running joke. But I’m much more sober than people think I am.”
with what seems characteristic honesty, then adds: “But I went along to
one of these things about journalists and post-traumatic stress
disorder and alcohol abuse, terrible relationships, and I ticked every
“The question is, is it the job, or had I been a librarian, would I have been a noisy librarian?
The final Sweeney Investigates airs on 27 January on BBC One.
“I started to do the cot death stuff in 2001 when I joined Radio
Five Live . Then I took it to Panorama but they said, no it’s not a
story. So I took it to File on Four and we did a programme in 2002 and
on the day it was aired, the criminal cases review commission said they
were going to take the Sally Clark case back to the court appeal.
was so convinced that there had been a miscarriage of justice in the
case of Sally Clark that I would have put it on traffic for Radio
Norwich had they let me. I was convinced.
I had a gut conviction that there had been a miscarriage of justice.
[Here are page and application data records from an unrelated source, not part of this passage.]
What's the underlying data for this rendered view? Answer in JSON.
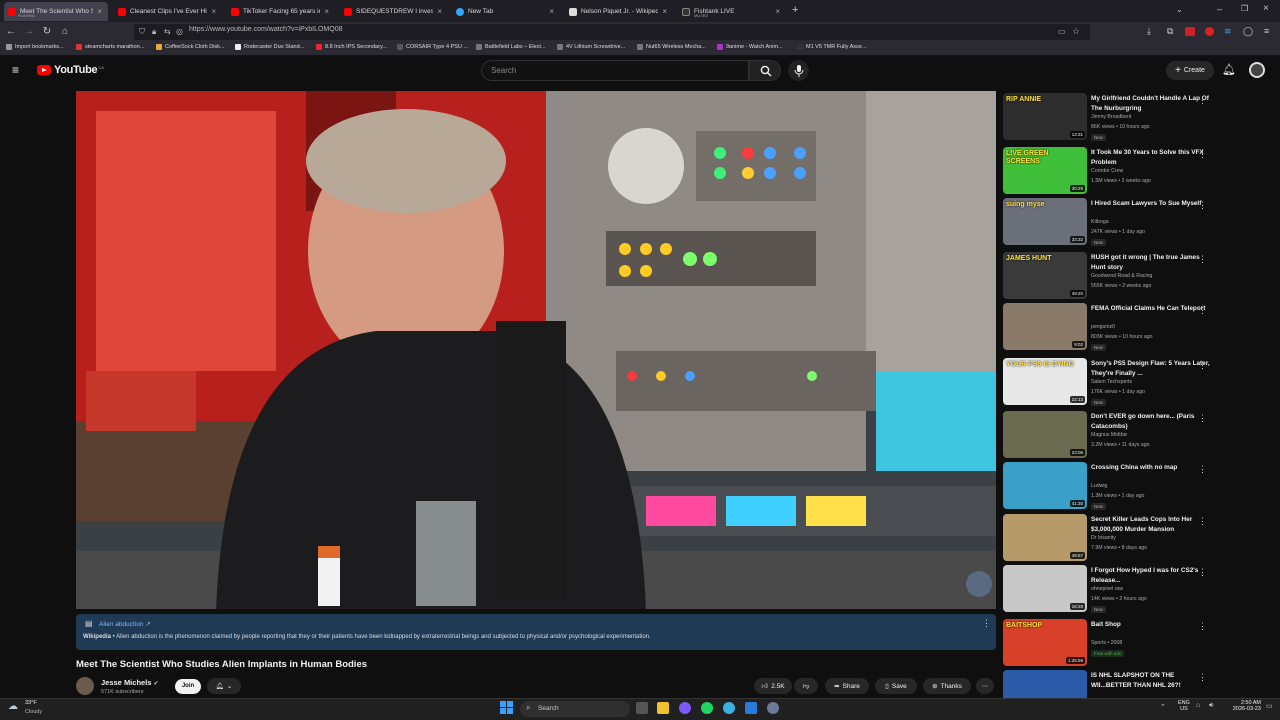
{
  "browser": {
    "tabs": [
      {
        "title": "Meet The Scientist Who Studie",
        "subtitle": "PLAYING",
        "color": "#ff0000",
        "active": true
      },
      {
        "title": "Cleanest Clips I've Ever Hit...",
        "color": "#ff0000"
      },
      {
        "title": "TikToker Facing 65 years in Pri",
        "color": "#ff0000"
      },
      {
        "title": "SIDEQUESTDREW I investigate",
        "color": "#ff0000"
      },
      {
        "title": "New Tab",
        "color": "#2fa6ff"
      },
      {
        "title": "Nelson Piquet Jr. - Wikipedia",
        "color": "#dddddd"
      },
      {
        "title": "Fishtank LIVE",
        "subtitle": "MUTED",
        "color": "#333333"
      }
    ],
    "url": "https://www.youtube.com/watch?v=iPxbILOMQ08",
    "bookmarks": [
      "Import bookmarks...",
      "steamcharts marathon...",
      "CoffeeSock Cloth Disk...",
      "Rodecaster Duo Stand...",
      "8.8 Inch IPS Secondary...",
      "CORSAIR Type 4 PSU ...",
      "Battlefield Labs – Elect...",
      "4V Lithium Screwdrive...",
      "Nut65 Wireless Mecha...",
      "9anime - Watch Anim...",
      "M1 V5 TMR Fully Asse..."
    ]
  },
  "youtube": {
    "logo": "YouTube",
    "region": "CA",
    "search_placeholder": "Search",
    "create_label": "Create"
  },
  "video": {
    "wiki_label": "Alien abduction",
    "wiki_source": "Wikipedia",
    "wiki_text": "Alien abduction is the phenomenon claimed by people reporting that they or their patients have been kidnapped by extraterrestrial beings and subjected to physical and/or psychological experimentation.",
    "title": "Meet The Scientist Who Studies Alien Implants in Human Bodies",
    "channel": "Jesse Michels",
    "subscribers": "571K subscribers",
    "join_label": "Join",
    "likes": "2.5K",
    "share_label": "Share",
    "save_label": "Save",
    "thanks_label": "Thanks"
  },
  "recommendations": [
    {
      "title": "My Girlfriend Couldn't Handle A Lap Of The Nurburgring",
      "channel": "Jimmy Broadbent",
      "meta": "86K views • 10 hours ago",
      "badge": "New",
      "duration": "13:31",
      "thumb": "#2d2d2d",
      "thumb_text": "RIP ANNIE"
    },
    {
      "title": "It Took Me 30 Years to Solve this VFX Problem",
      "channel": "Corridor Crew",
      "meta": "1.5M views • 2 weeks ago",
      "badge": "",
      "duration": "30:29",
      "thumb": "#3fbf3a",
      "thumb_text": "LIVE GREEN SCREENS"
    },
    {
      "title": "I Hired Scam Lawyers To Sue Myself",
      "channel": "Kitboga",
      "meta": "247K views • 1 day ago",
      "badge": "New",
      "duration": "33:32",
      "thumb": "#6b6f7a",
      "thumb_text": "suing myse"
    },
    {
      "title": "RUSH got it wrong | The true James Hunt story",
      "channel": "Goodwood Road & Racing",
      "meta": "565K views • 2 weeks ago",
      "badge": "",
      "duration": "49:20",
      "thumb": "#3a3a3a",
      "thumb_text": "JAMES HUNT"
    },
    {
      "title": "FEMA Official Claims He Can Teleport",
      "channel": "penguinz0",
      "meta": "803K views • 10 hours ago",
      "badge": "New",
      "duration": "9:02",
      "thumb": "#8a7a6a",
      "thumb_text": ""
    },
    {
      "title": "Sony's PS5 Design Flaw: 5 Years Later, They're Finally ...",
      "channel": "Salem Techsperts",
      "meta": "176K views • 1 day ago",
      "badge": "New",
      "duration": "22:13",
      "thumb": "#e8e8e8",
      "thumb_text": "YOUR PS5 IS DYING"
    },
    {
      "title": "Don't EVER go down here... (Paris Catacombs)",
      "channel": "Magnus Midtbø",
      "meta": "3.2M views • 11 days ago",
      "badge": "",
      "duration": "23:06",
      "thumb": "#6a6a50",
      "thumb_text": ""
    },
    {
      "title": "Crossing China with no map",
      "channel": "Ludwig",
      "meta": "1.3M views • 1 day ago",
      "badge": "New",
      "duration": "41:30",
      "thumb": "#3aa0c8",
      "thumb_text": ""
    },
    {
      "title": "Secret Killer Leads Cops Into Her $3,000,000 Murder Mansion",
      "channel": "Dr Insanity",
      "meta": "7.9M views • 8 days ago",
      "badge": "",
      "duration": "49:57",
      "thumb": "#b79a6a",
      "thumb_text": ""
    },
    {
      "title": "I Forgot How Hyped I was for CS2's Release...",
      "channel": "ohnepixel raw",
      "meta": "14K views • 2 hours ago",
      "badge": "New",
      "duration": "16:28",
      "thumb": "#c8c8c8",
      "thumb_text": ""
    },
    {
      "title": "Bait Shop",
      "channel": "Sports • 2008",
      "meta": "",
      "badge": "Free with ads",
      "duration": "1:25:59",
      "thumb": "#d8402a",
      "thumb_text": "BAITSHOP"
    },
    {
      "title": "IS NHL SLAPSHOT ON THE WII...BETTER THAN NHL 26?!",
      "channel": "",
      "meta": "",
      "badge": "",
      "duration": "",
      "thumb": "#2a5aa8",
      "thumb_text": ""
    }
  ],
  "taskbar": {
    "weather_temp": "33°F",
    "weather_desc": "Cloudy",
    "search_label": "Search",
    "lang1": "ENG",
    "lang2": "US",
    "time": "2:50 AM",
    "date": "2026-03-23"
  }
}
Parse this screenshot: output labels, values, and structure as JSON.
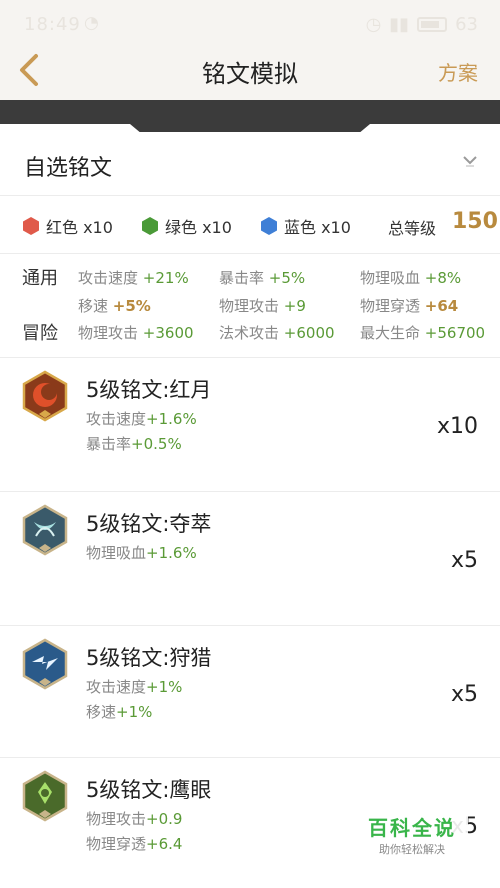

There was no evidence and I believe in evidence.
be honest I had a couple of pints of Guinness and everyone else did the
work. But I did have the burning conviction that if there was no
evidence of abuse, then there wasn’t any abuse.
“When a mother is
accused of murdering her baby and there are no cigarette burns and no
broken bones, no bruises and no history of abuse, then you have to ask
was there a crime?
“It’s the work I’m most proud of. As a result
of the Angela Canning decision there are now 117 child killings that
the Attorney General himself believes may not be safe.
very strongly about the suggestion that because I in some way
championed these mothers I am soft on child abuse. I’m not. I’m not
soft on abuse of any kind and that includes the state. The charge
against the state is that in the case of Sally Clark and Angela Canning
they took a child away from its mother and put the mother in prison and
that mother had done nothing wrong.
“My best moment in journalism
was when I went into Angela Canning’s office and I needed to sleep
because I’d had too much to drink at lunchtime. Before I fell asleep I
said I’m not going until you’ve found Angela’s family tree because if
Angela was telling the truth and if it was genetic then other members
of her family had died.
“It turned out that her granny had lost her kids and great granny lost one and there were five deaths in her extended family.”